My phone interview with Jerry Apps last week was not only enlightening, but emotional. The 87-year-old is the author of over 40 books. He’s also the amazing but humble star in many PBS documentaries about the land and farming in the 50s.
We share a publisher, and during a Zoom meeting he told a story—as only Jerry can—of a farmer’s wife who approached him after one of his presentations. She credited him with saving her husband’s life. She told Jerry that her husband had been severely depressed, possibly even suicidal, until he began reading Jerry’s books.
“Farmers have a high suicide rate,” Jerry explained. “Due to the loss of the small family farm, many of them feel they have failed. Failed their grandparents. Failed their parents. And failed their children who will not experience the joys of farm life.” Jerry strives to show them their worth.
Jerry’s voice revealed his genuine empathy for the farmer. He could relate since at age twelve, he developed polio. As a farmer’s son, losing the use of his right leg made him feel worthless.“That’s a terrible feeling,” Jerry said, his voice filled with emotion.
Fortunately, Jerry was able to restore his self-image through his words and his ability to tell stories. He also eventually regained the use of his leg.
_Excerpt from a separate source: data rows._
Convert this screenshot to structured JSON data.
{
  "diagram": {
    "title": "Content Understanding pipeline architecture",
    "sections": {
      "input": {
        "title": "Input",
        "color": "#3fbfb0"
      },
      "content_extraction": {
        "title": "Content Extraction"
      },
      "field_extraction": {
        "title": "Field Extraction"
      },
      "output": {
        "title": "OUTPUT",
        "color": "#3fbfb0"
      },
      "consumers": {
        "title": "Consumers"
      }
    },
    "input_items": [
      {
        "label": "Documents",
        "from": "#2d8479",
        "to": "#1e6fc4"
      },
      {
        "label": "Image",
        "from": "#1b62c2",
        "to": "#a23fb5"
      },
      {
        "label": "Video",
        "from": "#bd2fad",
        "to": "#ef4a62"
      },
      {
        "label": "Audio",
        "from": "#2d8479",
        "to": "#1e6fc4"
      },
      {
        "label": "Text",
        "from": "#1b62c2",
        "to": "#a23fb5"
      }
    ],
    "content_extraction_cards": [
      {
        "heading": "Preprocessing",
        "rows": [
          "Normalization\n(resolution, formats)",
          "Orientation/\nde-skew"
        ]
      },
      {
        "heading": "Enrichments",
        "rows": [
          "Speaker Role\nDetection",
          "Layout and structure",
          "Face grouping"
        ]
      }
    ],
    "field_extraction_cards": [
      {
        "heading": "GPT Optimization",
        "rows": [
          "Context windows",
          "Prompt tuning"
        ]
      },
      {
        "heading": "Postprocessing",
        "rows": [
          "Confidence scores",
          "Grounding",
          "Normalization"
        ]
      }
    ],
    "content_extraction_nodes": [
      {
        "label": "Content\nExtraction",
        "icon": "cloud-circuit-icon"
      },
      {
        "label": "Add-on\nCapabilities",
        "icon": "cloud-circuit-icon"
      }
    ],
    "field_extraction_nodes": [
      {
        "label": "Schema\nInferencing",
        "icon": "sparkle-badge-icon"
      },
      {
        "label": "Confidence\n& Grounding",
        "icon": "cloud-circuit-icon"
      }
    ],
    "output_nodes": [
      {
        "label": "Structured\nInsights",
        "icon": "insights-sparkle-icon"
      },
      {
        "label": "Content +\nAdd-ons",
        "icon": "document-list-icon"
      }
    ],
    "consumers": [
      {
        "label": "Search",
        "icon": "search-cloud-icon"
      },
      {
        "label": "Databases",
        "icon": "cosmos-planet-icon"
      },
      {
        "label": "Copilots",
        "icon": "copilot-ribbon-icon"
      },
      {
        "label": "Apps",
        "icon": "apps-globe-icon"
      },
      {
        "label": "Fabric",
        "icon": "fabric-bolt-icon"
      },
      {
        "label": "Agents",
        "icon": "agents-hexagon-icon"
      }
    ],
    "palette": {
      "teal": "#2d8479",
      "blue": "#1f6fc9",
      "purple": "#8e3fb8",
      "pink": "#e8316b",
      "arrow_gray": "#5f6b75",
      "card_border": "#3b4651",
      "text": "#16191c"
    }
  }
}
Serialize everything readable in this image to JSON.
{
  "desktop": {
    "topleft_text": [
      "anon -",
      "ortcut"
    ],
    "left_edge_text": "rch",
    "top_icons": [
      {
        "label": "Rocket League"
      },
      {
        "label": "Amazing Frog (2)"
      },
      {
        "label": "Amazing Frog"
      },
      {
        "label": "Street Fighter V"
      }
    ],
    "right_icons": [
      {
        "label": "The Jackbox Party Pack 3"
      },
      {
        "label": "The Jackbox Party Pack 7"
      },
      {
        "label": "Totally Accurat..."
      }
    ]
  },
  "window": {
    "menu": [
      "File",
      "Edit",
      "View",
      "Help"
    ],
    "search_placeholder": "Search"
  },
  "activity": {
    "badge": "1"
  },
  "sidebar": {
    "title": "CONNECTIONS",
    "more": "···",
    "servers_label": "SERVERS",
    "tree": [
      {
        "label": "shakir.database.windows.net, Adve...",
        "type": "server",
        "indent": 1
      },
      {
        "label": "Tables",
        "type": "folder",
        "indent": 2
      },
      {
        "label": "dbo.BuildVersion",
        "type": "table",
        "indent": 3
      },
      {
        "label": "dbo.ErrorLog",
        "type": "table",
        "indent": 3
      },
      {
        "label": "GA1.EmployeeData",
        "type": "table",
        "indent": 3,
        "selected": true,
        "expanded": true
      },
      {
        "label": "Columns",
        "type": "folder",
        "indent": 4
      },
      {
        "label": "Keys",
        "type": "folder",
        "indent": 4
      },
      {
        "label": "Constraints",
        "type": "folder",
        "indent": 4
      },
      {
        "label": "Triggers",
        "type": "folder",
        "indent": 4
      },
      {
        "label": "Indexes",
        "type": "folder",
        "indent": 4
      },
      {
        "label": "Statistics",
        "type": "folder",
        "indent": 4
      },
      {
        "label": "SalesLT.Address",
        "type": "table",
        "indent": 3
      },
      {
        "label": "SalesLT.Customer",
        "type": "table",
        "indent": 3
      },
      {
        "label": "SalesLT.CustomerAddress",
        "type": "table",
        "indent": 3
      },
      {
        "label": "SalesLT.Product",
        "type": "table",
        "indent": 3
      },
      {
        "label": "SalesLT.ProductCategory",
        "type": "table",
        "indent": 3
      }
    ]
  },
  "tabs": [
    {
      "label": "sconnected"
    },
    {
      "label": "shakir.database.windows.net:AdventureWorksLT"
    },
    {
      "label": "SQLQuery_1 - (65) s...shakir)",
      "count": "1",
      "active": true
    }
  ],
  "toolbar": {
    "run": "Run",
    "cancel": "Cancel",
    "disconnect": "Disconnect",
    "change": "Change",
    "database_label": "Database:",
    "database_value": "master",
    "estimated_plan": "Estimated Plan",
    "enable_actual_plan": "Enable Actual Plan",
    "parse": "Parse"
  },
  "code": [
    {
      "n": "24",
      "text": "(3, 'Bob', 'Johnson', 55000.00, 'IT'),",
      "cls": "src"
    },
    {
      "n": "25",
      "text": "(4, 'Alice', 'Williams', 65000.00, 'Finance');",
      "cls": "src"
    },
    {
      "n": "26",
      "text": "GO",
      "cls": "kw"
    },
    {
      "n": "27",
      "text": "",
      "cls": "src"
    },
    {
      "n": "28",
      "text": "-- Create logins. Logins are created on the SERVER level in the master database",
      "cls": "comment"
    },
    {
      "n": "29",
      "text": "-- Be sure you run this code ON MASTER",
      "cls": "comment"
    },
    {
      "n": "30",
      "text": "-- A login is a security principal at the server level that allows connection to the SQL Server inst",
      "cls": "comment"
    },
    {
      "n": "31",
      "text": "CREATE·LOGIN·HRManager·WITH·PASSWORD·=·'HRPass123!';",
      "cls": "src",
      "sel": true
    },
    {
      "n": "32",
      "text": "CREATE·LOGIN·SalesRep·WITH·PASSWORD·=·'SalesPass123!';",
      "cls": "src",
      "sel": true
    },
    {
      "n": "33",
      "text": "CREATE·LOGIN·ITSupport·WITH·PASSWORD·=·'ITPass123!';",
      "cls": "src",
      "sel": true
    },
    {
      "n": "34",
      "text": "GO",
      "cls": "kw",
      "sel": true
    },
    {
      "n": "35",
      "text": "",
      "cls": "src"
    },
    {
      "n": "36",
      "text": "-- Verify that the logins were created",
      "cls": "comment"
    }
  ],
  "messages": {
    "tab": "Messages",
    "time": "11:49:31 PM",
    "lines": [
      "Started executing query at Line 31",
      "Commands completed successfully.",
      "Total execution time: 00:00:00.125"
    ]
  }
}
Many of Jerry’s recent writings focus on showing people, especially those who work the land, that they are important, even vital to this world. In his recent novel, Settlers Valley, he extols the power of getting back to nature and our community, especially for veterans, those suffering with PTSD, or those needing healing.
I suspect the depressed husband who was helped by Jerry’s writing found comfort in seeing the value of his farming career, but I also suspect Jerry’s books triggered happy memories for him. Jerry’s young adult book, Wild Oak, has a line that made me think of the depressed farmer. The main character Billy says, “Mostly, I guess, I had come to love the land, the smell of freshly turned soil in the spring when the plow’s mold-board created long ribbons of brown from fencerow to fencerow.” If the farmer read that, he would surely remember a similar experience and spend a moment reliving a happier time.
I guarantee that if you read Jerry Apps’ books, you’ll have a similar experience. One scene from Wild Oak that resonated with me described Billy hunkering down on his belly and looking into an ice fishing hole. Jerry’s words inspired a flashback of ice fishing with my father and laying down on the ice near a hole in a shallow lake. My father, who was not a demonstrative man and would never have told me he loved me, took off his coat and lovingly covered me with it. The underwater world captivated me. I spotted gently flowing underwater weeds and even a fish. It was a tender memory that I cherish.
I also connected with this descriptive wintery paragraph from Wild Oak. “Heavy frost covered the dead grass and hung on the dried heads of the timothy, on the wooden fence that enclosed the barnyard, on the cobwebs that had been meticulously woven from the corner of the barn to the beginning of the fence boards.” And just like that, I’m crunching through deep snow to make my way inside the snug horse barn on a pleasantly crisp winter day. I’m smelling the comforting sweet molasses grain mixed with the warm scent of horses.
When I read Jerry’s works, I feel like I get to curl up in a comfy chair. I breathe easier, and I suspect the same is, or will be, for you too. It was true for a dying father from Dodgeville.
His daughter contacted Jerry a year or so ago to let him know her father had just passed away. “While he was dying,” the daughter said, “Dad asked me to read from one of your books.”
“That about set me off my chair,” Jerry told me.
Writers want their words to make a difference in people’s lives, but even if we’re not all writers, we can help people who are struggling by simply listening. As a former college professor, Jerry has counseled many students, some with serious issues. He’s found that if he has people start by telling a story of something that’s happened in their life, they will open up. Many times, the simple act of listening is enough to help the person. He mentioned that we all can do this and gave the example of times when a friend or neighbor stops over for a chat. After listening for a while, the person finally brings up what was really on his or her mind. Simply by showing interest, we can help that person.
Jerry finds great satisfaction in knowing that he has helped people and made a difference. If you haven’t read his work, grab a cozy blanket. Treat yourself to the rocking chair cadence of his words; start with a story.
(Photo courtesy of Steve Apps)